The King’s playin’ with his crotch again
Blog Guy, you seem to read a lot of history. I guess that’s to take your mind off the goofy stuff you see every day?
Are you kidding? History books are where I GET my goofiest stuff. I find myself laughing out loud as I picture things I read. In his biography of William Shakespeare, author Bill Bryson tells us that King James I “was graceless in motion, with a strange lurching gait, and had a disconcerting habit, indulged more or less constantly, of playing with his codpiece.”
Think about that.

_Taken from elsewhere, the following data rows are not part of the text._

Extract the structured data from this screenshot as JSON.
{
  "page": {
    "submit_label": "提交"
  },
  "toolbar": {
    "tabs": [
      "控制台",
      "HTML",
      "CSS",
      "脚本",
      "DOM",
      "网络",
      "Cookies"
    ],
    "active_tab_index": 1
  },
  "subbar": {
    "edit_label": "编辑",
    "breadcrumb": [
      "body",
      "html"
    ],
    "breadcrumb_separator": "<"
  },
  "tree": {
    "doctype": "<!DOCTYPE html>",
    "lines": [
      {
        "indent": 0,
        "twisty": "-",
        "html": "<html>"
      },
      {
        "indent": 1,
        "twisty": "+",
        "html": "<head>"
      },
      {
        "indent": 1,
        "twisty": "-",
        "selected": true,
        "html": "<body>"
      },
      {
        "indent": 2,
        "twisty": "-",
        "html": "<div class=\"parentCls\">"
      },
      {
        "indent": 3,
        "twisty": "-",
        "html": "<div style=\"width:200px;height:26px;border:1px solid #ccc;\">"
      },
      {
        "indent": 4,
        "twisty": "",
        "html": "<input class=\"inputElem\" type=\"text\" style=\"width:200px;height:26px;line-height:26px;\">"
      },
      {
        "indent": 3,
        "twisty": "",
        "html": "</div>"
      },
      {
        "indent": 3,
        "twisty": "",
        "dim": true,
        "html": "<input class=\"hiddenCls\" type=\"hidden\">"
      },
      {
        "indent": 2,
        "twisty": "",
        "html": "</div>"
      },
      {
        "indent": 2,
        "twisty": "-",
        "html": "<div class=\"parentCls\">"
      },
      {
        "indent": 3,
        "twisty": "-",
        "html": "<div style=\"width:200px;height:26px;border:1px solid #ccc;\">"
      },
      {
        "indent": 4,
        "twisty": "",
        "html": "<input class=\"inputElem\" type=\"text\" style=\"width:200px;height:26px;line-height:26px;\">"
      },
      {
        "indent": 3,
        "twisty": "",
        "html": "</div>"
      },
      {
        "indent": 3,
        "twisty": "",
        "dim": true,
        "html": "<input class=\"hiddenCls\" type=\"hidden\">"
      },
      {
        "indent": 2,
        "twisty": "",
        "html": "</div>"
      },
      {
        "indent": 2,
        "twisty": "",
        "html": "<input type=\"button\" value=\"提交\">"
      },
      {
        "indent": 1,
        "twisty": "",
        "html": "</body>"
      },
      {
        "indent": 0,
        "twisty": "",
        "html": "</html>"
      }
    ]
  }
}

A King of England who was known for walking like a zombie and fiddling with his crotch pouch in public.
Then there’s John Wilkes Booth, the man who killed President Lincoln. According to “Manhunt: the 12-day Chase for Lincoln’s Killer,” when Booth was injured and on the run after the assassination, he was turned away from the home of a Southern doctor.
I’ll bet Booth got the hell away from there as fast as he could.
No! Did Booth actually send the note?
No, he wasn’t happy with it, so he wrote a second note, and sent that one.
And speaking of Lincoln, according to “The Siege of Washington,” Honest Abe used to practice his own marksmanship out on the South Lawn of the White House, “often trying newly invented guns that had been submitted to the Patent Office.”
I’m afraid so. “Hey Earl, we got another Doomsday Gun here, better have the commander in chief fire off a few rounds to see if it works okay…”
What was the goofiest year in recorded history?
I think that would be 46 BC. I read in “Cleopatra: A Life,” that in order to address a lot of errors that had crept into the calendar, Julius Caesar made that year 455 days long. He slipped the extra time in neatly between November and December.
Huzzah! So suddenly it was like, hey, we’ve got 90 extra shopping days until Christmas?
Well, yes, but since this was 46 BC, they didn’t find out about that Christmas benefit for nearly 50 more years.
Right: Book jacket for “Manhunt: the 12-day Chase for Lincoln’s Killer”
Left: Bust of Julius Caesar in Marseille, France, January 22, 2009. The bust of Cesar, dated 49-46 BC, was discovered last year as part of underwater archeological exploration in the Rhone River near Arles. REUTERS/Jean-Paul Pelissier